He then asked the gathering to chant “Allah hu Akbar” and”Har har Mahadev” from the stage set up in Muzaffarnagar’s Government Inter College ground.
It is to mention here that this tradition of slogans was started by Ghulam Muhammad Jola, who was a close associate of the BKU founder. He left the BKU after the demise of Tikait in 2011. Jola kept saying that if Chaudhri Tikait had been alive in 2013, the Muzaffarnagar riots would not have happened. After the riots, the tradition was broken. Now, his son, Rakesh Tikait, has revived this tradition and has brought 36 communities together in the name of Kisan Ittihad to pay true homage to his father.
Rakesh’s younger brother Naresh Tikait admitted that the riots in 2013 had divided the two communities, but now they are reunited again.
It is heartening to note that at least the farmers have shown the courage to take the communal forces head-on trying to push the country towards the path of destruction, said Prof.

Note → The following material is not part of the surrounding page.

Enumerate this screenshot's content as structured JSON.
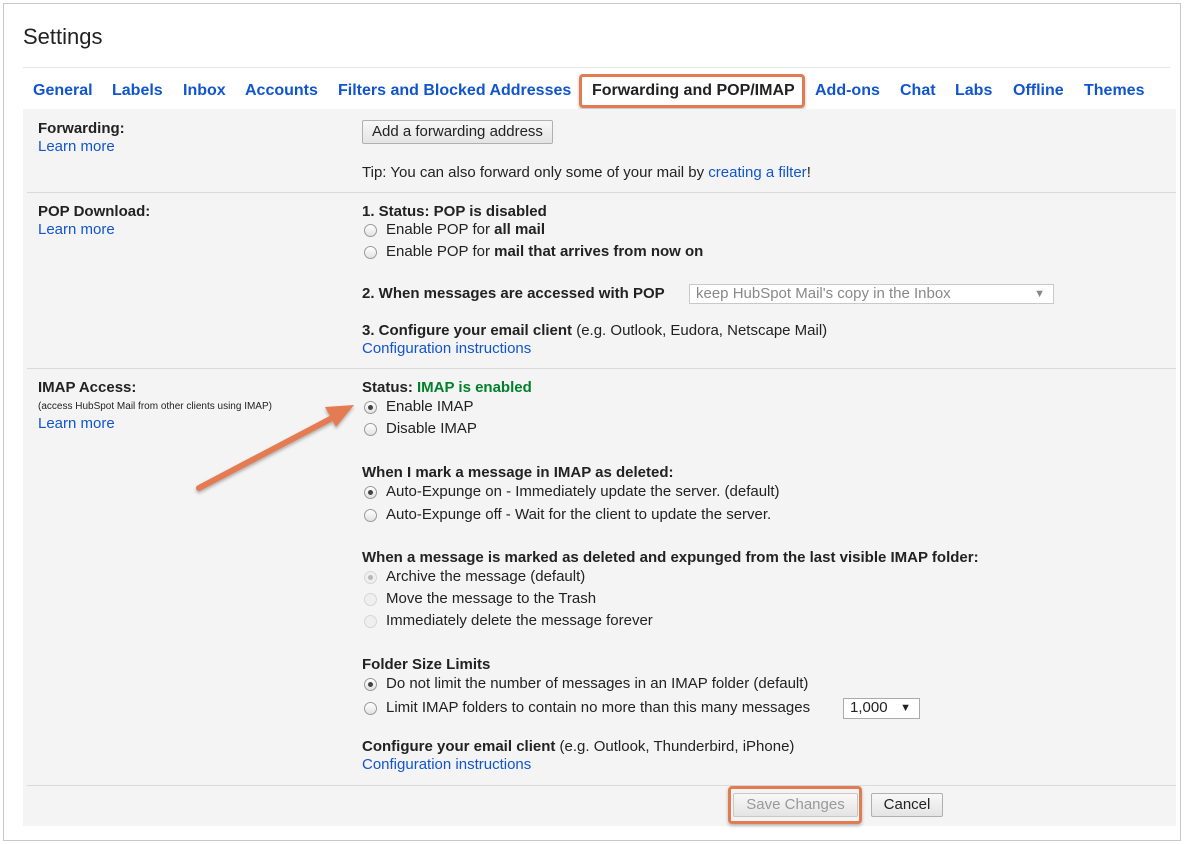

Mohammad Salim Engineer, vice president of Jamaat-e- Islami Hind.
While commenting on the Kisan mahapanchayat, he said eight years ago, Muzaffarnagar was the scene of some of the most brutal communal violence; the same place was filled with fraternity, love, and mutual trust between Hindus and Muslims. This is the victory of love over hate.